MC 20 Titles and Abstracts
Numerical Methods for Stochastic Differential Equations, withApplications in Neuroscience
Abstract: In this talk I will provide some background on stochastic differentialequations and on how to develop and analyse numerical methods forsimulating solutions. To illustrate the ideas, I will discuss some applications in neuroscience.
Algebraic Geometry, Numerical Linear Algebra and Structure from X
The structure from motion problem in computer vision is the problem of determining camera position and orientation as well as the 3D positions of scene features using the motion of image features only. The analogous problem for audio and radio is the problem of determining sender and receiver positions using the received audio or radio signal only. For both video, audio and radio there are a number of challenges, e.g. feature detection, robust feature matching and robust parameter estimation. The problem is challenging because of the non-linear nature of the problem. A key component of such systems are so called minimal problems. Methods that combine algebraic geometry, numerical linear algebra are key in solving such problems. In the talk a summary of results of both theoretical and applied nature is presented.

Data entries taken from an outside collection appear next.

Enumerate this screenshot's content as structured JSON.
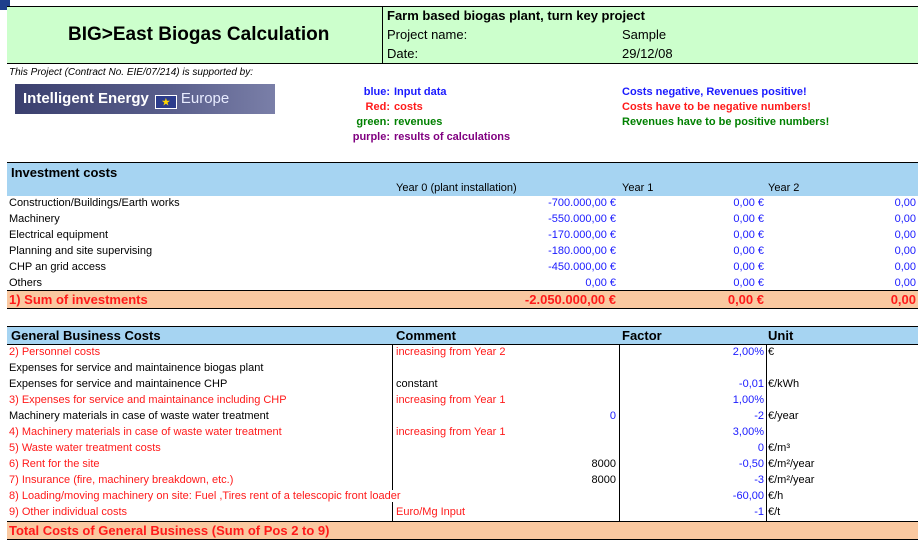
{
  "header": {
    "title": "BIG>East Biogas Calculation",
    "project_type": "Farm based biogas plant, turn key project",
    "project_name_label": "Project name:",
    "project_name_value": "Sample",
    "date_label": "Date:",
    "date_value": "29/12/08"
  },
  "support": {
    "note": "This Project (Contract No. EIE/07/214) is supported by:",
    "logo_text": "Intelligent Energy",
    "logo_region": "Europe"
  },
  "legend": {
    "blue_key": "blue:",
    "blue_value": "Input data",
    "red_key": "Red:",
    "red_value": "costs",
    "green_key": "green:",
    "green_value": "revenues",
    "purple_key": "purple:",
    "purple_value": "results of calculations"
  },
  "notes": {
    "line1": "Costs negative, Revenues positive!",
    "line2": "Costs have to be negative numbers!",
    "line3": "Revenues have to be positive numbers!"
  },
  "investment": {
    "title": "Investment costs",
    "col_year0": "Year 0 (plant installation)",
    "col_year1": "Year 1",
    "col_year2": "Year 2",
    "rows": [
      {
        "label": "Construction/Buildings/Earth works",
        "y0": "-700.000,00 €",
        "y1": "0,00 €",
        "y2": "0,00"
      },
      {
        "label": "Machinery",
        "y0": "-550.000,00 €",
        "y1": "0,00 €",
        "y2": "0,00"
      },
      {
        "label": "Electrical equipment",
        "y0": "-170.000,00 €",
        "y1": "0,00 €",
        "y2": "0,00"
      },
      {
        "label": "Planning and site supervising",
        "y0": "-180.000,00 €",
        "y1": "0,00 €",
        "y2": "0,00"
      },
      {
        "label": "CHP an grid access",
        "y0": "-450.000,00 €",
        "y1": "0,00 €",
        "y2": "0,00"
      },
      {
        "label": "Others",
        "y0": "0,00 €",
        "y1": "0,00 €",
        "y2": "0,00"
      }
    ],
    "sum_label": "1) Sum of investments",
    "sum_y0": "-2.050.000,00 €",
    "sum_y1": "0,00 €",
    "sum_y2": "0,00"
  },
  "gbc": {
    "title": "General Business Costs",
    "col_comment": "Comment",
    "col_factor": "Factor",
    "col_unit": "Unit",
    "rows": [
      {
        "label": "2) Personnel costs",
        "comment": "increasing from Year 2",
        "factor_input": "",
        "factor": "2,00%",
        "unit": "€",
        "red": true
      },
      {
        "label": "Expenses for service and maintainence biogas plant",
        "comment": "",
        "factor_input": "",
        "factor": "",
        "unit": "",
        "red": false
      },
      {
        "label": "Expenses for service and maintainence CHP",
        "comment": "constant",
        "factor_input": "",
        "factor": "-0,01",
        "unit": "€/kWh",
        "red": false
      },
      {
        "label": "3) Expenses for service and maintainance including CHP",
        "comment": "increasing from Year 1",
        "factor_input": "",
        "factor": "1,00%",
        "unit": "",
        "red": true
      },
      {
        "label": "Machinery materials in case of waste water treatment",
        "comment": "",
        "factor_input": "0",
        "factor": "-2",
        "unit": "€/year",
        "red": false
      },
      {
        "label": "4) Machinery materials in case of waste water treatment",
        "comment": "increasing from Year 1",
        "factor_input": "",
        "factor": "3,00%",
        "unit": "",
        "red": true
      },
      {
        "label": "5) Waste water treatment costs",
        "comment": "",
        "factor_input": "",
        "factor": "0",
        "unit": "€/m³",
        "red": true
      },
      {
        "label": "6)  Rent for the site",
        "comment": "",
        "factor_input": "8000",
        "factor": "-0,50",
        "unit": "€/m²/year",
        "red": true
      },
      {
        "label": "7)  Insurance (fire, machinery breakdown,  etc.)",
        "comment": "",
        "factor_input": "8000",
        "factor": "-3",
        "unit": "€/m²/year",
        "red": true
      },
      {
        "label": "8) Loading/moving machinery on site: Fuel ,Tires rent of a telescopic front loader",
        "comment": "",
        "factor_input": "",
        "factor": "-60,00",
        "unit": "€/h",
        "red": true
      },
      {
        "label": "9) Other individual costs",
        "comment": "Euro/Mg Input",
        "factor_input": "",
        "factor": "-1",
        "unit": "€/t",
        "red": true
      }
    ],
    "total_label": "Total Costs of General Business (Sum of Pos 2 to 9)"
  }
}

Close interactions of drops and particles in viscous flow
Integral equation based numerical methods are attractive for thesimulations of fluid mechanics at the micro scale such as in droplet-based microfluidics, with tiny water drops dispersed in oil,
stabilized by surfactants. We have developed highly accuracte numerical methods for drops with insoluble surfactants, both in two and three dimensions with the latter recently extended to include also electric fields.

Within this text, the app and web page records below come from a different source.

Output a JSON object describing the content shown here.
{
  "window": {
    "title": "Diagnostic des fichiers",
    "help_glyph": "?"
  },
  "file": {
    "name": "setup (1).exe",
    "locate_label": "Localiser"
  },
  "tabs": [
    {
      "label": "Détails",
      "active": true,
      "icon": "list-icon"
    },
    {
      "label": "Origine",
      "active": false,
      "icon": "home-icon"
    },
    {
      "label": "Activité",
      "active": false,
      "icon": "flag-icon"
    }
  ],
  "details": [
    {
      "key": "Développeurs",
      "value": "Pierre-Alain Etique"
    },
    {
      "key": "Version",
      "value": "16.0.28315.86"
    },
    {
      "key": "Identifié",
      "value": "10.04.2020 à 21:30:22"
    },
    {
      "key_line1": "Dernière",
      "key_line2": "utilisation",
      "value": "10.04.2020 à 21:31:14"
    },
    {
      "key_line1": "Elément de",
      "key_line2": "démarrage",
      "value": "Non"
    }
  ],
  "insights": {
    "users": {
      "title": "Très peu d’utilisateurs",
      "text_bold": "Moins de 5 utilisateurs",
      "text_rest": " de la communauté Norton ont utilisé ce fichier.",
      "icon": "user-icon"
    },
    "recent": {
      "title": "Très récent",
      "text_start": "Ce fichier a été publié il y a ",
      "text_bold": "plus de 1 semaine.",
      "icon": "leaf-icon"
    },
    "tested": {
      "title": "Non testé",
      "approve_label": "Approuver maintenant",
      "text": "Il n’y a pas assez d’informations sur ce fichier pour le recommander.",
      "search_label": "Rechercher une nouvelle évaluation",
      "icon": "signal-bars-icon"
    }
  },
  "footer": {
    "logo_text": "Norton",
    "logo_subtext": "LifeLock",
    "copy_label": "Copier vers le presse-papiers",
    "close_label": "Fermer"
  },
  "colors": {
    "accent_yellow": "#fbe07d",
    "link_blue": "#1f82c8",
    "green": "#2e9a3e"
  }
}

This involves addressing several fundamental challenges that are highly relevant also to other applications: accurate quadrature methods for singular and nearly singular integrals, adaptive
time-stepping, and reparameterization of time-dependent surfaces for high quality discretization of the drops throughout the simulations. In this talk, particular emphasis will be on quadrature methods applied to the evaluation of nearly singular layer potentials inlcuding error estimates and their use for adaptive parameter selection.
The additive structure of the spectra of quantum graphs and discrete measures
It is proven that the spectrum of the Laplacian on a metric graph Γ contains arithmetic sequences if and only if the graph has a loop – an edge connected to one vertex by both end points. Moreover the length of the longest possible arithmetic subsequence is estimated using the corresponding discrete graph G. Our main tool is diophantine analysis, specifically ”Lang’s Gm Conjecture” concerning the intersection of the division group of a finitely generated subgroup of (C ∗ ) N with a subvariety of (C ∗ ) N . On our way we prove recent Colin de Verdi´er’s Conjecture concerning structure of polynomials associated with metric graphs. The trace formula connecting spectra of standard Laplacians on metric graphs to the sets of periodic orbits allows us to construct a large family of exotic crystalline measures, studied recently by Y. Meyer. Crystalline measures are discrete measures with Fourier transform being a discrete measure as well. Our analysis in the first part imply that constructed measures are not just combinations of Poisson summation formulae. This is a joint work with Peter Sarnak.
Mathematics in Water Waves: An overview of questions asked and problems answered in the analytic field of dispersive equations
We give a brief overview of the fundamentals of mathematics for water waves. Starting from a linear case, what governs the evolution of a wave? What is the relationship between a travelling and a time-dependent solution? We see how linear theory alone is insufficient in this setting, as it neither explains or captures how waves break. That naturally leads us to John Scott Russell, the concept of a solitary wave, and equations for water waves that better balance the effects of nonlinearity and dispersion. After a detour to the Euler equations and their relationship to model equations, and an oversight of problems typically asked for these equations, we finally turn to a specific instance – the Whitham equation – showing how a seemingly simple-looking equation capture several of the features of the full water-wave problem.
Chaos measures, random matrices, and the Riemann zeta function
In the talk we will introduce the notion of Gaussian random multiplicative chaos and try to explain what is has to do with random matrices and the Riemann zeta function.